> WHAT YOU NEED TO DO
Set down every record below exactly as it stands.

[Data about app and page elements]
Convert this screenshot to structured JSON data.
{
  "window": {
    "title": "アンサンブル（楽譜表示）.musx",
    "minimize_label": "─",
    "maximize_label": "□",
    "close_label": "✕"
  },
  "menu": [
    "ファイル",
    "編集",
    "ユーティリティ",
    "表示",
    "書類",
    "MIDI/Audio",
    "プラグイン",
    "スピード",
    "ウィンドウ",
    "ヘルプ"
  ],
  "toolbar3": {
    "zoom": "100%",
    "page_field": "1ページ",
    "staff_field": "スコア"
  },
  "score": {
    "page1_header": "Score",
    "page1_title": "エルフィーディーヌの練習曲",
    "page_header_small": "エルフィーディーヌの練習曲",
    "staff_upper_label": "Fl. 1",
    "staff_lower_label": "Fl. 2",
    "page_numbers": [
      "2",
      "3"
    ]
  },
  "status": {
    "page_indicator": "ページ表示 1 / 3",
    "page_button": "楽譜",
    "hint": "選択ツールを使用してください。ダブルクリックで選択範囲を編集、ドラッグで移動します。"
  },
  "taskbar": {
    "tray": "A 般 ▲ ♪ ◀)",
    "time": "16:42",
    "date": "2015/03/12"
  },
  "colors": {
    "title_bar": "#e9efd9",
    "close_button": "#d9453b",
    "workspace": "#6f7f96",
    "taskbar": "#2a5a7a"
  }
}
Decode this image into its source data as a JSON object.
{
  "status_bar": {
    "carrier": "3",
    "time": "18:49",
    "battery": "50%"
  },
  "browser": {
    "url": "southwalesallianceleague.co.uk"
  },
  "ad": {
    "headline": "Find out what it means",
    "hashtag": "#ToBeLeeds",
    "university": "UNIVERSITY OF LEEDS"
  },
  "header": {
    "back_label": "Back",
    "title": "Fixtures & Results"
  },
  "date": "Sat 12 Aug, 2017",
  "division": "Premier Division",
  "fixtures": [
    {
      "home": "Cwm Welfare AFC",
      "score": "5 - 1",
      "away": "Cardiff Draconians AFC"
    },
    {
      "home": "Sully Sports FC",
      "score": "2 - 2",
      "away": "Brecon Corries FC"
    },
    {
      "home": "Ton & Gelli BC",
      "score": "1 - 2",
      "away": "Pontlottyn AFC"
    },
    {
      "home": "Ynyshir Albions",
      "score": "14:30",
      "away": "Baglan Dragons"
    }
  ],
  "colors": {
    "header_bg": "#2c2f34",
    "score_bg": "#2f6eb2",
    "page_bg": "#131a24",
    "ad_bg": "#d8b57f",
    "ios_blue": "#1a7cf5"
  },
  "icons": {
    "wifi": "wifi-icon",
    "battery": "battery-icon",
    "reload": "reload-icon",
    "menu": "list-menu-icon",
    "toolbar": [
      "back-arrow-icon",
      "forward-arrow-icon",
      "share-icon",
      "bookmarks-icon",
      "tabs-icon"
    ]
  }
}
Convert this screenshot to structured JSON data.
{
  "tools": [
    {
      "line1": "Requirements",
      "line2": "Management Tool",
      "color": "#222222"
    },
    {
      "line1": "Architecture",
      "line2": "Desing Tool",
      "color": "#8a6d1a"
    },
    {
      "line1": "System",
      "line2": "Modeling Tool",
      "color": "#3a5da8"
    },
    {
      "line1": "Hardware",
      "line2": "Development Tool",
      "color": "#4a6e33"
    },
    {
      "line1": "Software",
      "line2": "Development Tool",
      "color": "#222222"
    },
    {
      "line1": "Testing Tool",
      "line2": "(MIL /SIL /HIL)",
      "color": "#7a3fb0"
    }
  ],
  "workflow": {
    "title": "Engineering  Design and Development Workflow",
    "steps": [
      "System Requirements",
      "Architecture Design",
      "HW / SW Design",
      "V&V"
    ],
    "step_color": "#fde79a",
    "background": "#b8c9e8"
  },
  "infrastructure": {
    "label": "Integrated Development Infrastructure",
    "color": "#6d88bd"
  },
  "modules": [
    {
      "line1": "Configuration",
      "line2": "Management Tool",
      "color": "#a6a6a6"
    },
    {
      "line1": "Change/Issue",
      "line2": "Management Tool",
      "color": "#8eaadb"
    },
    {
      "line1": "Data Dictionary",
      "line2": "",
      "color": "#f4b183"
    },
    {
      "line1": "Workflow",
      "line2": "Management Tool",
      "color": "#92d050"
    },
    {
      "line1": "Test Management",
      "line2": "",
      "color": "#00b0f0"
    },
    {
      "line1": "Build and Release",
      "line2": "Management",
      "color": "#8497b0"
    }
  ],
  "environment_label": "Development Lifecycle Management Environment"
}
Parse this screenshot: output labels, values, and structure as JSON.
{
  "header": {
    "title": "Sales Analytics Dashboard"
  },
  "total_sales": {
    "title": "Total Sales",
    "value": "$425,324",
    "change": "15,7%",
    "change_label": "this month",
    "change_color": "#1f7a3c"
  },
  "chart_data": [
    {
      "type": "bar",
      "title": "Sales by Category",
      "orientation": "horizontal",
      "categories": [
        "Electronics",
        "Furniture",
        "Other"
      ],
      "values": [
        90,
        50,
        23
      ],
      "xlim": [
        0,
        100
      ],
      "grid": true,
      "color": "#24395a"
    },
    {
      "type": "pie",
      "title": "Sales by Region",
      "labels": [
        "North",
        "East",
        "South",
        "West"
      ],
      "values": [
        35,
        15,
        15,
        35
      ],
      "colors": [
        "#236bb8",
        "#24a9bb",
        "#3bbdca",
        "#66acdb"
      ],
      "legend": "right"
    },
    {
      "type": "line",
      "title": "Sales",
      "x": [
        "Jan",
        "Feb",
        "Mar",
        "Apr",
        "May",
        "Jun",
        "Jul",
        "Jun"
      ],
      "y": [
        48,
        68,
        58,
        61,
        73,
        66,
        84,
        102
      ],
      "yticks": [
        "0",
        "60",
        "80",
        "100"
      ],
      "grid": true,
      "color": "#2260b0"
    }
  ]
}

> SOLUTION TO THIS TASK
Convert this screenshot to structured JSON data.
{
  "window": {
    "title": "アンサンブル（楽譜表示）.musx",
    "minimize_label": "─",
    "maximize_label": "□",
    "close_label": "✕"
  },
  "menu": [
    "ファイル",
    "編集",
    "ユーティリティ",
    "表示",
    "書類",
    "MIDI/Audio",
    "プラグイン",
    "スピード",
    "ウィンドウ",
    "ヘルプ"
  ],
  "toolbar3": {
    "zoom": "100%",
    "page_field": "1ページ",
    "staff_field": "スコア"
  },
  "score": {
    "page1_header": "Score",
    "page1_title": "エルフィーディーヌの練習曲",
    "page_header_small": "エルフィーディーヌの練習曲",
    "staff_upper_label": "Fl. 1",
    "staff_lower_label": "Fl. 2",
    "page_numbers": [
      "2",
      "3"
    ]
  },
  "status": {
    "page_indicator": "ページ表示 1 / 3",
    "page_button": "楽譜",
    "hint": "選択ツールを使用してください。ダブルクリックで選択範囲を編集、ドラッグで移動します。"
  },
  "taskbar": {
    "tray": "A 般 ▲ ♪ ◀)",
    "time": "16:42",
    "date": "2015/03/12"
  },
  "colors": {
    "title_bar": "#e9efd9",
    "close_button": "#d9453b",
    "workspace": "#6f7f96",
    "taskbar": "#2a5a7a"
  }
}
Decode this image into its source data as a JSON object.
{
  "status_bar": {
    "carrier": "3",
    "time": "18:49",
    "battery": "50%"
  },
  "browser": {
    "url": "southwalesallianceleague.co.uk"
  },
  "ad": {
    "headline": "Find out what it means",
    "hashtag": "#ToBeLeeds",
    "university": "UNIVERSITY OF LEEDS"
  },
  "header": {
    "back_label": "Back",
    "title": "Fixtures & Results"
  },
  "date": "Sat 12 Aug, 2017",
  "division": "Premier Division",
  "fixtures": [
    {
      "home": "Cwm Welfare AFC",
      "score": "5 - 1",
      "away": "Cardiff Draconians AFC"
    },
    {
      "home": "Sully Sports FC",
      "score": "2 - 2",
      "away": "Brecon Corries FC"
    },
    {
      "home": "Ton & Gelli BC",
      "score": "1 - 2",
      "away": "Pontlottyn AFC"
    },
    {
      "home": "Ynyshir Albions",
      "score": "14:30",
      "away": "Baglan Dragons"
    }
  ],
  "colors": {
    "header_bg": "#2c2f34",
    "score_bg": "#2f6eb2",
    "page_bg": "#131a24",
    "ad_bg": "#d8b57f",
    "ios_blue": "#1a7cf5"
  },
  "icons": {
    "wifi": "wifi-icon",
    "battery": "battery-icon",
    "reload": "reload-icon",
    "menu": "list-menu-icon",
    "toolbar": [
      "back-arrow-icon",
      "forward-arrow-icon",
      "share-icon",
      "bookmarks-icon",
      "tabs-icon"
    ]
  }
}
Convert this screenshot to structured JSON data.
{
  "tools": [
    {
      "line1": "Requirements",
      "line2": "Management Tool",
      "color": "#222222"
    },
    {
      "line1": "Architecture",
      "line2": "Desing Tool",
      "color": "#8a6d1a"
    },
    {
      "line1": "System",
      "line2": "Modeling Tool",
      "color": "#3a5da8"
    },
    {
      "line1": "Hardware",
      "line2": "Development Tool",
      "color": "#4a6e33"
    },
    {
      "line1": "Software",
      "line2": "Development Tool",
      "color": "#222222"
    },
    {
      "line1": "Testing Tool",
      "line2": "(MIL /SIL /HIL)",
      "color": "#7a3fb0"
    }
  ],
  "workflow": {
    "title": "Engineering  Design and Development Workflow",
    "steps": [
      "System Requirements",
      "Architecture Design",
      "HW / SW Design",
      "V&V"
    ],
    "step_color": "#fde79a",
    "background": "#b8c9e8"
  },
  "infrastructure": {
    "label": "Integrated Development Infrastructure",
    "color": "#6d88bd"
  },
  "modules": [
    {
      "line1": "Configuration",
      "line2": "Management Tool",
      "color": "#a6a6a6"
    },
    {
      "line1": "Change/Issue",
      "line2": "Management Tool",
      "color": "#8eaadb"
    },
    {
      "line1": "Data Dictionary",
      "line2": "",
      "color": "#f4b183"
    },
    {
      "line1": "Workflow",
      "line2": "Management Tool",
      "color": "#92d050"
    },
    {
      "line1": "Test Management",
      "line2": "",
      "color": "#00b0f0"
    },
    {
      "line1": "Build and Release",
      "line2": "Management",
      "color": "#8497b0"
    }
  ],
  "environment_label": "Development Lifecycle Management Environment"
}
Parse this screenshot: output labels, values, and structure as JSON.
{
  "header": {
    "title": "Sales Analytics Dashboard"
  },
  "total_sales": {
    "title": "Total Sales",
    "value": "$425,324",
    "change": "15,7%",
    "change_label": "this month",
    "change_color": "#1f7a3c"
  },
  "chart_data": [
    {
      "type": "bar",
      "title": "Sales by Category",
      "orientation": "horizontal",
      "categories": [
        "Electronics",
        "Furniture",
        "Other"
      ],
      "values": [
        90,
        50,
        23
      ],
      "xlim": [
        0,
        100
      ],
      "grid": true,
      "color": "#24395a"
    },
    {
      "type": "pie",
      "title": "Sales by Region",
      "labels": [
        "North",
        "East",
        "South",
        "West"
      ],
      "values": [
        35,
        15,
        15,
        35
      ],
      "colors": [
        "#236bb8",
        "#24a9bb",
        "#3bbdca",
        "#66acdb"
      ],
      "legend": "right"
    },
    {
      "type": "line",
      "title": "Sales",
      "x": [
        "Jan",
        "Feb",
        "Mar",
        "Apr",
        "May",
        "Jun",
        "Jul",
        "Jun"
      ],
      "y": [
        48,
        68,
        58,
        61,
        73,
        66,
        84,
        102
      ],
      "yticks": [
        "0",
        "60",
        "80",
        "100"
      ],
      "grid": true,
      "color": "#2260b0"
    }
  ]
}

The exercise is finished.